You are likely to form a close working relationship with your supervisor, as well as with other scientists, students and technicians in your group. As such you will be expected to work at least as hard as every other person in the group, contributing both towards your own individual research as well as the overall scientific objectives of your group. The individual groups have regular (usually weekly) seminars and lunchtime meetings to discuss scientific developments in their own areas, in addition there are more general Schoolal seminars. These are often concluded with 'further discussion' occurring in the College Bar or a restaurant where visiting speakers may be entertained. In addition some groups have additional 'Postgraduate Student Seminars', which allow you to practice how to present material to your contemporaries so that when you give your first talks at major scientific meetings you will be able to deliver your paper with a practised fluency.

What help will my supervisor give me?

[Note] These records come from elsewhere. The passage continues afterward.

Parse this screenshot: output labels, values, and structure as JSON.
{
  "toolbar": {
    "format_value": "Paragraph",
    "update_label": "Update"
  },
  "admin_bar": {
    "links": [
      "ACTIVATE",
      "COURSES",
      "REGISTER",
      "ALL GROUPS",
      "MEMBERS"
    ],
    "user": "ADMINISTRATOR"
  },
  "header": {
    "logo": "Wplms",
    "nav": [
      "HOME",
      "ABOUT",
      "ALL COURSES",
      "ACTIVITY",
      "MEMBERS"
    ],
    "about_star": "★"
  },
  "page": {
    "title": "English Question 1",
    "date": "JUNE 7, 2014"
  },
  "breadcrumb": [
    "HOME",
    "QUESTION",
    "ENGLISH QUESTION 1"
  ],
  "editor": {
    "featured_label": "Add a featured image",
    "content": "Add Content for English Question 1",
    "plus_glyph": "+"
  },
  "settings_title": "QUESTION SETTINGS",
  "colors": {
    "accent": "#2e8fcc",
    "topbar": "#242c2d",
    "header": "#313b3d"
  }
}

Your supervisor is there to help you and to collaborate with you in your endeavours to push forward the frontiers of scientific knowledge. He or she will suggest research topics, oversee your progress and direct your study. This scientific relationship often extends into long lasting collaborative work and friendships between students and their supervisors.

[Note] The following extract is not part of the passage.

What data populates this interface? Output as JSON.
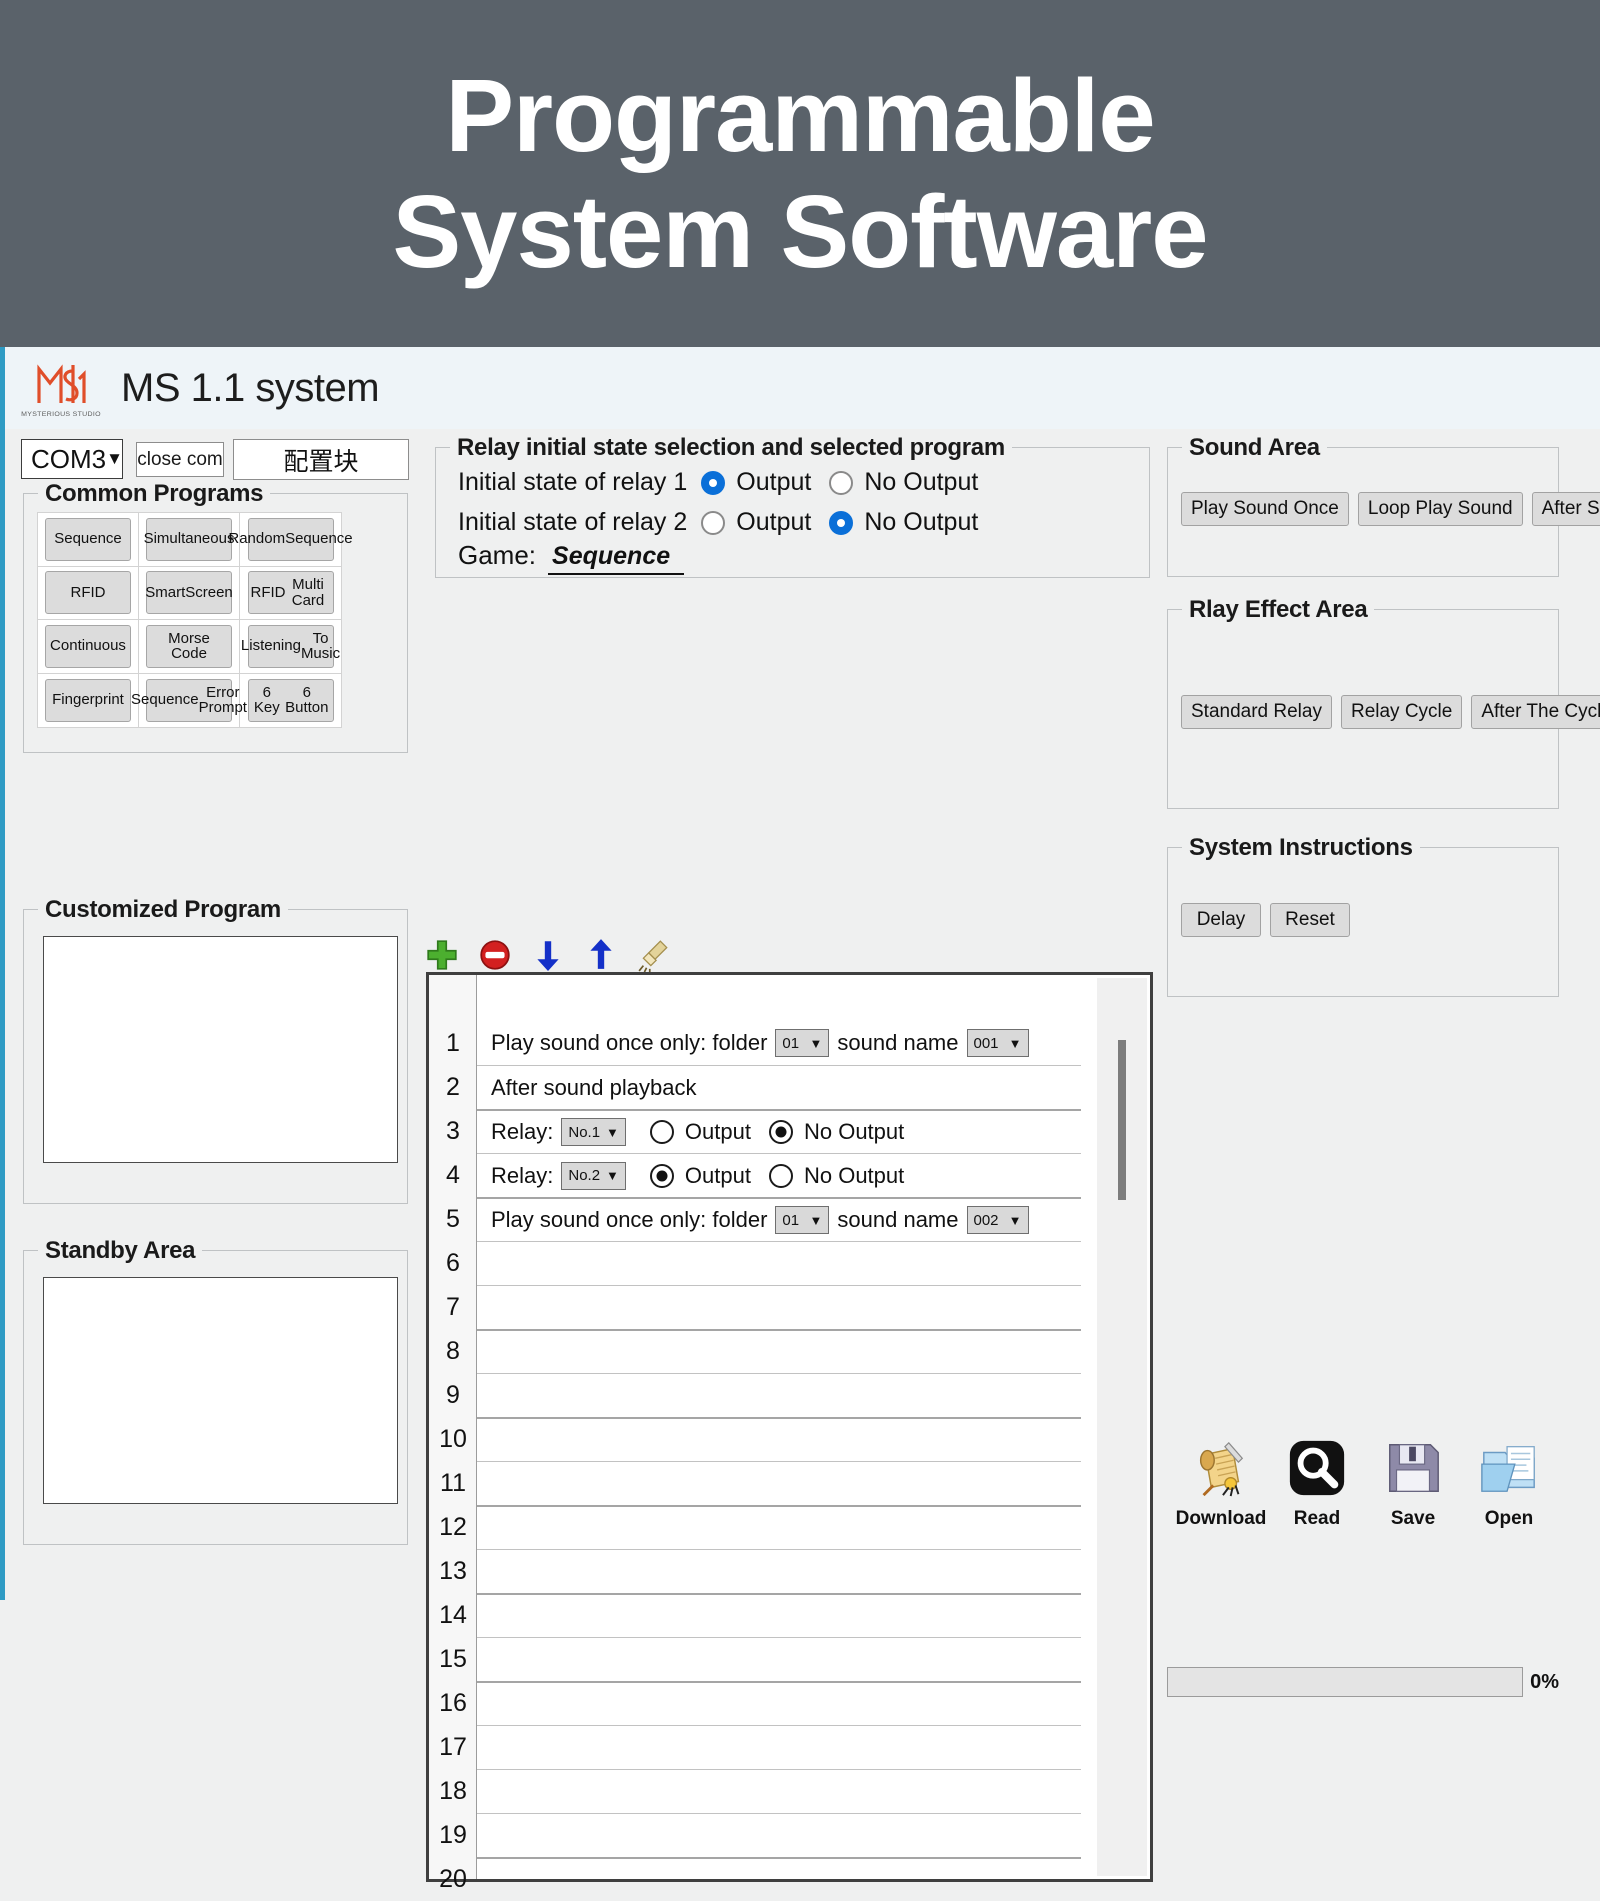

What will my research topic be, and how will it be chosen?

When a postgraduate student starts, she or he will be given a general area or topic to work on. This will usually be related to the scientific interests of your supervisor and group. The first tasks often include making a literature survey, a study of the published scientific literature on a specific topic. This may take several months. At the same time you will be learning more general information from other courses which you may attend. Experimental students will quickly be introduced to new techniques. It often takes about a year for you to become completely acquainted with the field and to gain experience in the techniques you will need to use. During this time, you will agree with your supervisor the specific objectives of your research program and how to go about it. For astrophysics postgraduates this may involve planning overseas observing trips to Hawaii or Japan; for high energy physics students, the construction of instrumentation or planning experiments at accelerator laboratories at CERN, Hamburg or RAL.

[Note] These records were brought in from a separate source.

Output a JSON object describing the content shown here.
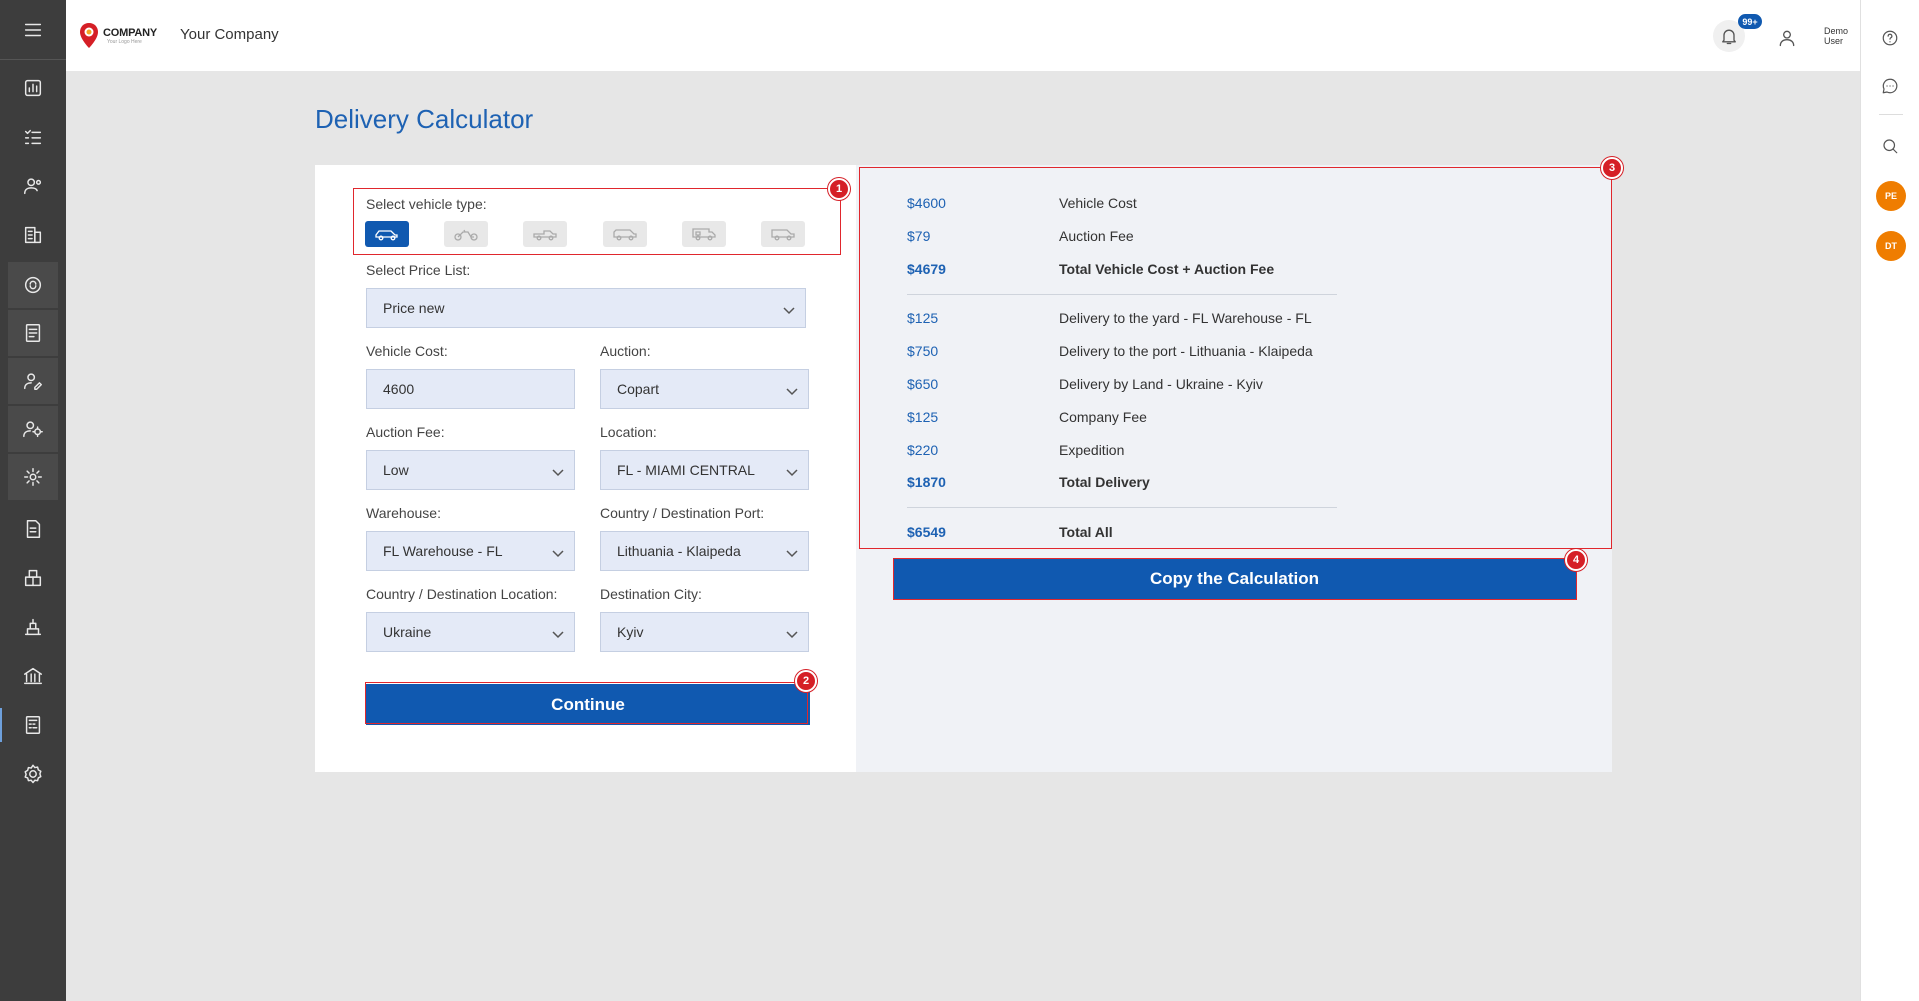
{
  "header": {
    "logo_main": "COMPANY",
    "logo_sub": "Your Logo Here",
    "company_name": "Your Company",
    "notification_badge": "99+",
    "user_name": "Demo User"
  },
  "page": {
    "title": "Delivery Calculator"
  },
  "form": {
    "vehicle_type_label": "Select vehicle type:",
    "vehicle_types": [
      "car",
      "motorcycle",
      "pickup",
      "suv",
      "rv",
      "van"
    ],
    "selected_vehicle_type": "car",
    "price_list_label": "Select Price List:",
    "price_list_value": "Price new",
    "vehicle_cost_label": "Vehicle Cost:",
    "vehicle_cost_value": "4600",
    "auction_label": "Auction:",
    "auction_value": "Copart",
    "auction_fee_label": "Auction Fee:",
    "auction_fee_value": "Low",
    "location_label": "Location:",
    "location_value": "FL - MIAMI CENTRAL",
    "warehouse_label": "Warehouse:",
    "warehouse_value": "FL Warehouse - FL",
    "dest_port_label": "Country / Destination Port:",
    "dest_port_value": "Lithuania - Klaipeda",
    "dest_location_label": "Country / Destination Location:",
    "dest_location_value": "Ukraine",
    "dest_city_label": "Destination City:",
    "dest_city_value": "Kyiv",
    "continue_label": "Continue"
  },
  "results": {
    "rows": [
      {
        "amount": "$4600",
        "label": "Vehicle Cost",
        "bold": false
      },
      {
        "amount": "$79",
        "label": "Auction Fee",
        "bold": false
      },
      {
        "amount": "$4679",
        "label": "Total Vehicle Cost + Auction Fee",
        "bold": true
      },
      {
        "amount": "$125",
        "label": "Delivery to the yard - FL Warehouse - FL",
        "bold": false
      },
      {
        "amount": "$750",
        "label": "Delivery to the port - Lithuania - Klaipeda",
        "bold": false
      },
      {
        "amount": "$650",
        "label": "Delivery by Land - Ukraine - Kyiv",
        "bold": false
      },
      {
        "amount": "$125",
        "label": "Company Fee",
        "bold": false
      },
      {
        "amount": "$220",
        "label": "Expedition",
        "bold": false
      },
      {
        "amount": "$1870",
        "label": "Total Delivery",
        "bold": true
      },
      {
        "amount": "$6549",
        "label": "Total All",
        "bold": true
      }
    ],
    "copy_label": "Copy the Calculation"
  },
  "annotations": [
    "1",
    "2",
    "3",
    "4"
  ],
  "right_sidebar": {
    "avatars": [
      "PE",
      "DT"
    ]
  },
  "colors": {
    "accent": "#1059b0",
    "sidebar": "#3d3d3d",
    "annotation": "#e0272d",
    "avatar": "#ef7d00"
  }
}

What if I don't finish in three years?

The great majority of students in our School do finish on time and your supervisor will make all efforts to help you to do this. However, if you do overrun by a few months you will still be able to carry on working with us, although of course you may find that your research grant is for a fixed duration and there will be extra fees to pay!

Will I get a job afterwards?

Almost invariably our postgraduate students find jobs without serious difficulty. Many have subsequently chosen to pursue postdoctoral research - either at Queen Mary, other universities at home or abroad - whilst others have gone into a wide and diverse range of industrial or commercial jobs. The skills and training acquired during your postgraduate life are highly valued by employers and many of our former students have been able to choose from a wide and diverse range of attractive and interesting (and often well remunerated!) job offers. To a large extent the specific area of your research, even though it may be in a particular highly specialised field, may be less important than your abilities and approach to the examination of problems in science.

Will I be able to travel overseas for conferences or research?

For some groups extensive overseas travel may be required if you are to obtain the data which you will need. Postgraduate students in astrophysics for example may make three or four 'observing trips', lasting up to a month each, to major telescope facilities in Hawaii, Japan, Sweden or the USA; those involved in high energy physics may spend several months or even a year working at CERN, Hamburg, or RAL. There will also be many UK and overseas conferences, summer, schools and seminars in your particular area of interest and it is a reasonable expectation that you will attend one or more of these during your three years as a postgraduate student. Many postgraduate research grants may in fact have an earmarked allocation for at least one conference.